Readers who commented on some of my previous certification-related posts have complained about the vagueness of exam questions. I have to agree with them; I’ve seen my fair share of dubious questions in the exams I’ve taken. For example, when I was developing EIGRP and BGP courses for Cisco, my lowest scores on the CCIE recertification exams were in those two categories. I knew too many details and was confused by the vagueness of the questions.
When I’ve stumbled across the headline Porn site feud spawns new DNS attack on NetworkWorld’s web site, the urge to read the article was simply irresistible. The article starts with the following paragraph (emphasis mine):
A scrap between two pornographic Web sites turned nasty when one figured out how to take down the other by exploiting a previously unknown quirk in the Internet's DNS.
The link in the paragraph points to another article documenting a completely different DNS attack.
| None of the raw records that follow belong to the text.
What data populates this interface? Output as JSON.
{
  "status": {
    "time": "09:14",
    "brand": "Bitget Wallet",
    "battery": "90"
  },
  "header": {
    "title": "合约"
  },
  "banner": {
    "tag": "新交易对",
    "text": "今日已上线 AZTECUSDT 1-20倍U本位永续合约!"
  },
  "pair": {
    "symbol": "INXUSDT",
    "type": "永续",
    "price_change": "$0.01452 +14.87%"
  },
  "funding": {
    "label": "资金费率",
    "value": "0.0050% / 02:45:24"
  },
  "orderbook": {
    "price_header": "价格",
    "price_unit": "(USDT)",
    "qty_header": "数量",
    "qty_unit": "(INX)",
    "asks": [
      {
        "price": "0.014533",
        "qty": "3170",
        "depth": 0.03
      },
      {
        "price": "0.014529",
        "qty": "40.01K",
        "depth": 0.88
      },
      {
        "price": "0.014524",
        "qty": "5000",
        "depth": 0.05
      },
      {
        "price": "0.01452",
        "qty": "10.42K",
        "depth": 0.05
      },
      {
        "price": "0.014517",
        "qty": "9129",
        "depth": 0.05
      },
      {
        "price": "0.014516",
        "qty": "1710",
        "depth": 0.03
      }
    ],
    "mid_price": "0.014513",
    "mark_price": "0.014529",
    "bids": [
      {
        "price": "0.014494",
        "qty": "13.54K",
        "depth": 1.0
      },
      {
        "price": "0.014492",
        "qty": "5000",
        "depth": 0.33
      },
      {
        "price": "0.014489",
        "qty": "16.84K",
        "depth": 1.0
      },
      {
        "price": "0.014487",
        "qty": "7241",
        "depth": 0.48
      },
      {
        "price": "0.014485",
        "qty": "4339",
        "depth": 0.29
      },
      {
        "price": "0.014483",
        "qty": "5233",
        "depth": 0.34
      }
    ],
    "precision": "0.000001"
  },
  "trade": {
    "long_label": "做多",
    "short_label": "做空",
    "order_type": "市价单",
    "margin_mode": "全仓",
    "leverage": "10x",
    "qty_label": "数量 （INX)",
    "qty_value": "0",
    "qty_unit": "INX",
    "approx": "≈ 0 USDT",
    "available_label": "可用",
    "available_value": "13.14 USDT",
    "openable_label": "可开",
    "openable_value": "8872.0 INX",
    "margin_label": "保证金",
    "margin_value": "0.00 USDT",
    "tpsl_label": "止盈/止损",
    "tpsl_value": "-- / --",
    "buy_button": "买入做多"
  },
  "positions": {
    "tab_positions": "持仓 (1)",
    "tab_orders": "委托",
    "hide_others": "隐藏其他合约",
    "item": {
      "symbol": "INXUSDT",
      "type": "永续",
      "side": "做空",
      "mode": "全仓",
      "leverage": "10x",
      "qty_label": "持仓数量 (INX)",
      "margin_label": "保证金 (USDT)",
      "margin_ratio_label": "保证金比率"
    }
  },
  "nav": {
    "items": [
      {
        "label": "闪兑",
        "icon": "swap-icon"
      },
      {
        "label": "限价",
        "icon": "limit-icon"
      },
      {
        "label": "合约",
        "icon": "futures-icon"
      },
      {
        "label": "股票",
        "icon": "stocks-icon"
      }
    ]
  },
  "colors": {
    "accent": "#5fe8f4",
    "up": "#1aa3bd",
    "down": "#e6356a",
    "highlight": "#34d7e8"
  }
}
The next paragraph contradicts the first one (emphasis yet again mine):
The attack is known as DNS Amplification. It has been used sporadically since December, but it started getting talked about last month when ISPrime, a small New York ISP, started getting hit hard with what's known as a distributed denial of service (DDoS) attack.
Reading an interestingly-titled article on InformIT, I’ve stumbled across the following text:
The survival time is an estimate of how long an un-patched computer will remain uncompromised once it’s connected to the Internet. While the actual time varies, historically it tends to run between 4 and 20 minutes.
This is such an obvious nonsense that I had to check the source, which is also full of alarming messages, but admits at the end that the problems described largely disappeared with XP SP2. Just to put things in perspective: XP SP2 was released in August 2004 and the graph in the alarming blog post displays data from 2008.
Next step: investigate the source of the graph. The »average survival time« is defined as the time between probes on numerous TCP or UDP ports, regardless of whether the port was actually enabled in the workstation and whether the probe was successful or not.
My personal conclusion: as most workstations include some sort of rudimentary firewall these days, the whole approach is bogus. More precisely, it measures an important parameter (average time between probes), but claims it represents something completely different (average survival time). Would you agree with my conclusion?
Lesson learned: Never trust alarming over-simplifying statements based on misunderstood data.
Recently, on an IPSec-based customer network, we installed one of the brand new platforms introduced by Cisco Systems. The initial software release had memory leaks (no problem, we all know these things happen), so we upgraded the box to the latest software. It works perfectly … until you reload it. The software we’re forced to use cannot get IPSec to work if the startup configuration includes interface-level crypto-maps. Interestingly, you can configure crypto-maps manually and they work … until you save them into the startup configuration and reload the box.
What would you think if you’d receive three queries about the same (somewhat obscure) feature within six hours? It started with a nice e-mail from an engineer that I’ve corresponded with in the past. He wanted to send a Wake-on-LAN packet to a PC in a remote office. Usually you could use the ip directed-broadcast feature, but he wanted to use the remote office router to generate the packet.